Taking care of yourself and teaching students self-care are always important. But according to Understood.org, self-care will be even more essential for your well-being due to uncertainty and other overwhelming emotions related to the pandemic.

As you look forward to the next year, think about ways you can take care of your emotional, physical, mental, and social well-being. Even small steps, like logging out of your teacher email at the end of the school day or making time to call a friend, can help you stay grounded. Additionally, make it a classroom goal to teach your students ways to manage their stress and take care of themselves.

7. Find ways to support families, even from a distance.

Regardless of what the next school year looks like, families will continue to need school support—perhaps even more so due to the challenges that come with parenting during a pandemic. Since in-person support might not be possible, it may be helpful to start thinking of ways you can engage with students and parents from a distance.

For example, fifth-grade teacher Emma Salandra suggests in an interview with Fordham University that, when educators can’t meet with families in-person, support can look like “sending positive messages, [and] allowing them the time to interact with us, whether that’s on the phone or text messages or a Google Classroom.”

And to connect with your students, Edutopia contributor John S. Thomas recommends holding “Morning Meetings”—video calls where you can engage with your students and they can learn about each other. This can be a useful way to strengthen classroom dynamics and get to know your students if they’re unable to return to school.

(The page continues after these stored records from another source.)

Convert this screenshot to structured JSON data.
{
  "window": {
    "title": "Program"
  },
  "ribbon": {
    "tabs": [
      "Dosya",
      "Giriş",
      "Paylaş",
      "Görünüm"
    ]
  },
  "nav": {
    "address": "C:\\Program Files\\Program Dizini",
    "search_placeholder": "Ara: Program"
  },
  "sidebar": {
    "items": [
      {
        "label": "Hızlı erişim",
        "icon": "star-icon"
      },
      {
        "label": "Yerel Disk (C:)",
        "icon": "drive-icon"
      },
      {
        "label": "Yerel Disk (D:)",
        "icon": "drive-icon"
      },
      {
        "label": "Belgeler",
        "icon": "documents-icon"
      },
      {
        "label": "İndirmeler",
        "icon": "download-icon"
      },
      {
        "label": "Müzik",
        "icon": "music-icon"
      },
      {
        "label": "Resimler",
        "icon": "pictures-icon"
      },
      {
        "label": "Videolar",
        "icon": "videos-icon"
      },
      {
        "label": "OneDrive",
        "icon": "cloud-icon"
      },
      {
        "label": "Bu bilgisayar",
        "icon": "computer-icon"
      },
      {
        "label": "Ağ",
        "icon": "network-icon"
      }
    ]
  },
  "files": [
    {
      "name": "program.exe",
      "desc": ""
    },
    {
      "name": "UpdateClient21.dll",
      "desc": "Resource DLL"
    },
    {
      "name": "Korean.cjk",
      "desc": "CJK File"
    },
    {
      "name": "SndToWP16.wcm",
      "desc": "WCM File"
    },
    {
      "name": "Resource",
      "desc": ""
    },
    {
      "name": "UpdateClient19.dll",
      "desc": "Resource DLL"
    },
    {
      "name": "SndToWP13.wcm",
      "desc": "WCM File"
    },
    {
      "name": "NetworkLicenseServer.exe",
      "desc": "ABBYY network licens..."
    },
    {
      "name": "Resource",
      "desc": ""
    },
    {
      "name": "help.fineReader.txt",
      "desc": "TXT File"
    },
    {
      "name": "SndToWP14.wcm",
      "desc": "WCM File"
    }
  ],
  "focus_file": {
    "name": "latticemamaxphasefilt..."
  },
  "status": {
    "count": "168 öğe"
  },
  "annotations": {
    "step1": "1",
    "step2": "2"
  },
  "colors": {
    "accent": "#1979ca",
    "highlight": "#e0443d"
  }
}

While determining the most effective ways to support families from a distance, consider sending out a survey to the parents from your class last year. Ask for their feedback on what they and their students appreciated from you when classes were moved online, as well as what they would suggest if some form of distance learning continues through the next school year.

8. Familiarize yourself with school resources available to you.

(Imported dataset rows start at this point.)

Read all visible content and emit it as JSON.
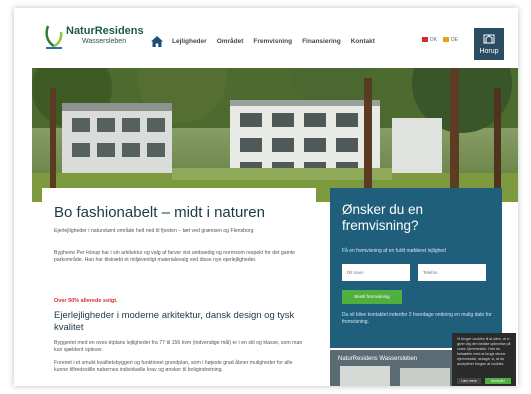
{
  "header": {
    "logo_name": "NaturResidens",
    "logo_sub": "Wassersleben",
    "nav": [
      "Lejligheder",
      "Området",
      "Fremvisning",
      "Finansiering",
      "Kontakt"
    ],
    "lang": [
      "DK",
      "DE"
    ],
    "badge": "Horup"
  },
  "content": {
    "title": "Bo fashionabelt – midt i naturen",
    "intro": "Ejerlejligheder i naturskønt område helt ned til fjorden – tæt ved grænsen og Flensborg",
    "body": "Bygherre Per Horup har i sin arkitektur og valg af farver vist ambaedig og normsom respekt for det gamle parkområde. Han har tilstræbt et miljøvenligt materialevalg ved disse nye ejerlejligheder.",
    "sold": "Over 50% allerede solgt.",
    "subtitle": "Ejerlejligheder i moderne arkitektur, dansk design og tysk kvalitet",
    "para2": "Byggeriet med en oves ètplans lejligheder fra 77 til 156 kvm (indvendige mål) er i en stil og klasse, som man kun sjældent oplever.",
    "para3": "Forenet i et smukt kvalitetsbyggeri og funktionel grundplan, som i højeste grad åbner muligheder for alle kunne tilfredsstille nabernes individuelle krav og ønsker til boligindretning."
  },
  "form": {
    "title": "Ønsker du en fremvisning?",
    "subtitle": "Få en fremvisning af en fuldt møbleret lejlighed",
    "name_placeholder": "Dit navn",
    "phone_placeholder": "Telefon",
    "submit": "Bestil fremvisning",
    "note": "Du vil blive kontaktet indenfor 2 hverdage omkring en mulig dato for fremvisning."
  },
  "thumb": {
    "label": "NaturResidens Wassersleben"
  },
  "cookie": {
    "text": "Vi bruger cookies til at sikre, at vi giver dig den bedste oplevelse på vores hjemmeside. Hvis du fortsætter med at bruge denne hjemmeside, antager vi, at du accepterer brugen af cookies.",
    "more": "Læs mere",
    "ok": "Accepter"
  },
  "colors": {
    "brand": "#1d5a4e",
    "panel": "#1f5f7c",
    "accent_green": "#4faf3f",
    "accent_red": "#d0312d"
  }
}
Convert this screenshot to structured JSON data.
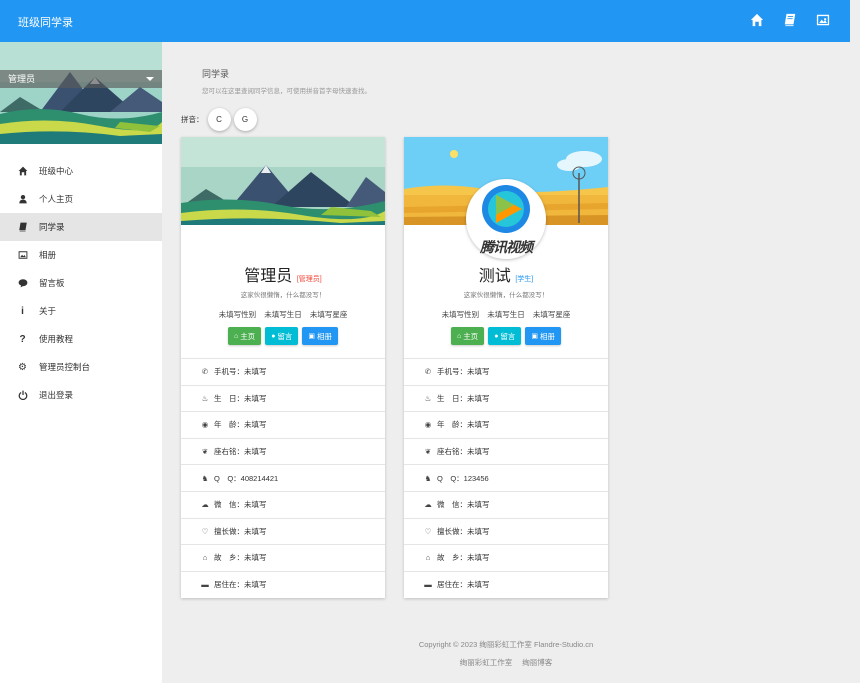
{
  "header": {
    "title": "班级同学录",
    "icons": [
      "home-icon",
      "book-icon",
      "picture-icon"
    ]
  },
  "sidebar": {
    "user": "管理员",
    "items": [
      {
        "label": "班级中心",
        "icon": "home-icon"
      },
      {
        "label": "个人主页",
        "icon": "user-icon"
      },
      {
        "label": "同学录",
        "icon": "book-icon",
        "active": true
      },
      {
        "label": "相册",
        "icon": "picture-icon"
      },
      {
        "label": "留言板",
        "icon": "comment-icon"
      },
      {
        "label": "关于",
        "icon": "info-icon"
      },
      {
        "label": "使用教程",
        "icon": "question-icon"
      },
      {
        "label": "管理员控制台",
        "icon": "gear-icon"
      },
      {
        "label": "退出登录",
        "icon": "power-icon"
      }
    ]
  },
  "page": {
    "title": "同学录",
    "description": "您可以在这里查阅同学信息，可使用拼音首字母快速查找。",
    "pinyin_label": "拼音：",
    "letters": [
      "C",
      "G"
    ]
  },
  "cards": [
    {
      "name": "管理员",
      "role": "[管理员]",
      "role_color": "#f44336",
      "signature": "这家伙很懒惰，什么都没写！",
      "tags": [
        "未填写性别",
        "未填写生日",
        "未填写星座"
      ],
      "buttons": [
        "主页",
        "留言",
        "相册"
      ],
      "rows": [
        {
          "icon": "phone-icon",
          "label": "手机号：",
          "value": "未填写"
        },
        {
          "icon": "cake-icon",
          "label": "生　日：",
          "value": "未填写"
        },
        {
          "icon": "globe-icon",
          "label": "年　龄：",
          "value": "未填写"
        },
        {
          "icon": "leaf-icon",
          "label": "座右铭：",
          "value": "未填写"
        },
        {
          "icon": "qq-icon",
          "label": "Q　Q：",
          "value": "408214421"
        },
        {
          "icon": "wechat-icon",
          "label": "微　信：",
          "value": "未填写"
        },
        {
          "icon": "heart-icon",
          "label": "擅长做：",
          "value": "未填写"
        },
        {
          "icon": "home-icon",
          "label": "故　乡：",
          "value": "未填写"
        },
        {
          "icon": "bed-icon",
          "label": "居住在：",
          "value": "未填写"
        }
      ]
    },
    {
      "name": "测试",
      "role": "[学生]",
      "role_color": "#2196f3",
      "signature": "这家伙很懒惰，什么都没写！",
      "tags": [
        "未填写性别",
        "未填写生日",
        "未填写星座"
      ],
      "buttons": [
        "主页",
        "留言",
        "相册"
      ],
      "avatar_text": "腾讯视频",
      "rows": [
        {
          "icon": "phone-icon",
          "label": "手机号：",
          "value": "未填写"
        },
        {
          "icon": "cake-icon",
          "label": "生　日：",
          "value": "未填写"
        },
        {
          "icon": "globe-icon",
          "label": "年　龄：",
          "value": "未填写"
        },
        {
          "icon": "leaf-icon",
          "label": "座右铭：",
          "value": "未填写"
        },
        {
          "icon": "qq-icon",
          "label": "Q　Q：",
          "value": "123456"
        },
        {
          "icon": "wechat-icon",
          "label": "微　信：",
          "value": "未填写"
        },
        {
          "icon": "heart-icon",
          "label": "擅长做：",
          "value": "未填写"
        },
        {
          "icon": "home-icon",
          "label": "故　乡：",
          "value": "未填写"
        },
        {
          "icon": "bed-icon",
          "label": "居住在：",
          "value": "未填写"
        }
      ]
    }
  ],
  "footer": {
    "copyright": "Copyright © 2023 绚丽彩虹工作室 Flandre-Studio.cn",
    "links": [
      "绚丽彩虹工作室",
      "绚丽博客"
    ]
  }
}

Last school year, the sudden switch to distance teaching was overwhelming for many educators—especially those who had never taught online before. If your district believes it is likely classes will remain online in some capacity next year, one useful goal may be to familiarize yourself in advance with teaching resources—like curriculum and technology—available to you.

Additionally, look into free learning resources offered during the pandemic that might be useful for your students. For example, Audible is providing free audiobooks to PreK–12 students —a helpful way to keep kids learning if they’re unable to visit the school library.

More education articles

Translate »